round school building (old meirin primary school)

Women more sceptical about the progress of gender equality

This interesting survey from @nifty looked at gender equality, with a bonus question at the end about same-sex marriage.

I’m for equality in general, of course, but against gender equality in election candidates. More women should be encouraged into politics, but the approach should be more about making it less of a boys club, and adopting sensible hours for conducting business.

Coping with the summer heat

The last weekend has provided a welcome break from the 35℃ heat so I’ve now got a little energy to update the blog with this appropriate survey from @nifty into coping with the summer heat.

Anything lower than about 26℃ on the air conditioning is too cold for me, but my wife prefers a degree or so less, so I’m sure you can guess who wins… I don’t go out without my hat as my father has recurring melanoma on the top of his head from too much tropical sun, and my Airism T-shirt. Fans just irritate me; the fap-fap-fap as people wave them about and brush them against things in the train, and the second-hand breeze from them just doesn’t feel right. I’m also not convinced that they do anything useful in a train that already has strong air conditioning, and the typical user is a podgy middle-aged man that would be cooler if they lost a few kilos rather than working themselves into more of a sweat with their paper fan. I might want to use a parasol, but as a bloke it doesn’t quite feel right and I’ve not seen sufficiently manly parasols that I might want to use.

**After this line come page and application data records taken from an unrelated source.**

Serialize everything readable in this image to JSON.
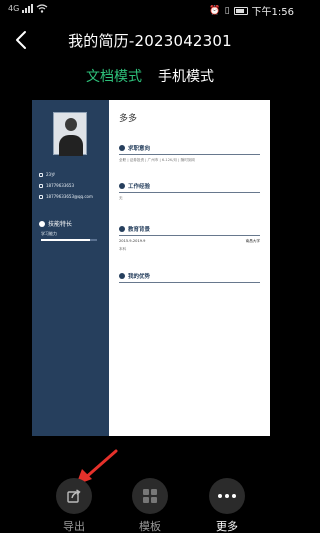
{
  "status_bar": {
    "signal_label": "4G",
    "time": "下午1:56"
  },
  "header": {
    "title": "我的简历-2023042301",
    "back_icon": "chevron-left-icon"
  },
  "tabs": [
    {
      "label": "文档模式",
      "active": true
    },
    {
      "label": "手机模式",
      "active": false
    }
  ],
  "resume": {
    "name": "多多",
    "side": {
      "info": [
        "23岁",
        "18779633653",
        "18779633653@qq.com"
      ],
      "skill_header": "技能特长",
      "skill_item": "学习能力",
      "skill_level": 0.88
    },
    "sections": [
      {
        "title": "求职意向",
        "row_left": "全职 | 证券投资 | 广州市 | 6-12K/月 | 随时到岗",
        "row_right": ""
      },
      {
        "title": "工作经验",
        "row_left": "无",
        "row_right": ""
      },
      {
        "title": "教育背景",
        "row_left": "2015.9-2019.9",
        "row_right": "南昌大学",
        "row2": "本科"
      },
      {
        "title": "我的优势",
        "row_left": "",
        "row_right": ""
      }
    ]
  },
  "bottom_bar": {
    "export_label": "导出",
    "template_label": "模板",
    "more_label": "更多"
  },
  "colors": {
    "accent": "#2ec07a",
    "resume_sidebar": "#263f5d",
    "pointer_arrow": "#e5312b"
  }
}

One way Japanese cool down is by visiting a Haunted House; these appear in midsummer rather than Halloween as the chill that runs down your spine allegedly has a cooling effect. Here is a typical advertising board for a Haunted House:


Expectations for North Korea and their USA summit

This very timely survey from @Nifty looks at the Korean peninsula situation, and shows Japanese very interested, but little expectation of change.

I too share the general views expressed here; I want something positive to happen, but I’m not sure it will, especially since we are talking about a heartless and corrupt dictator surrounded with sycophants who would be happy to see the destruction of American democracy, and Kim is no better. The summit is turning into no more than a TV spectacle; “maximum pressure” has been dropped from the American lexicon, and rather than expecting results, it is now a “process”, and the summit seems now to be no more than a social get-to-know-you session.

Furthermore, Trump will be coming from a G6+1 meeting where he’ll be actively disliked and out of his depth, so no doubt the Kim side will exploit that with much buttering up and flat-out bribery, as that worked for China. My prediction for an outcome will be the continuation of North Korean claims and apparent actions towards denuclearisation but without inspections, whereas USA will draw down troop numbers in South Korea, a McDonalds in Pyongyang and the renaming of the Trump Ryugyong Hotel.

Almost everyone follows North Korea news, majority affected by it

@nifty released this timely survey on North Korea.

It is interesting to see what bothers the Japanese about North Korea. Note that in Q1 the wooden boats refers to wooden fishing boats that get swept to the Japanese coast.

Here’s a detail from a mural in a film studio in North Korea – I think the guy with the rifle is Japanese holding North Koreans prisoner:

Detail of Film Studios Mural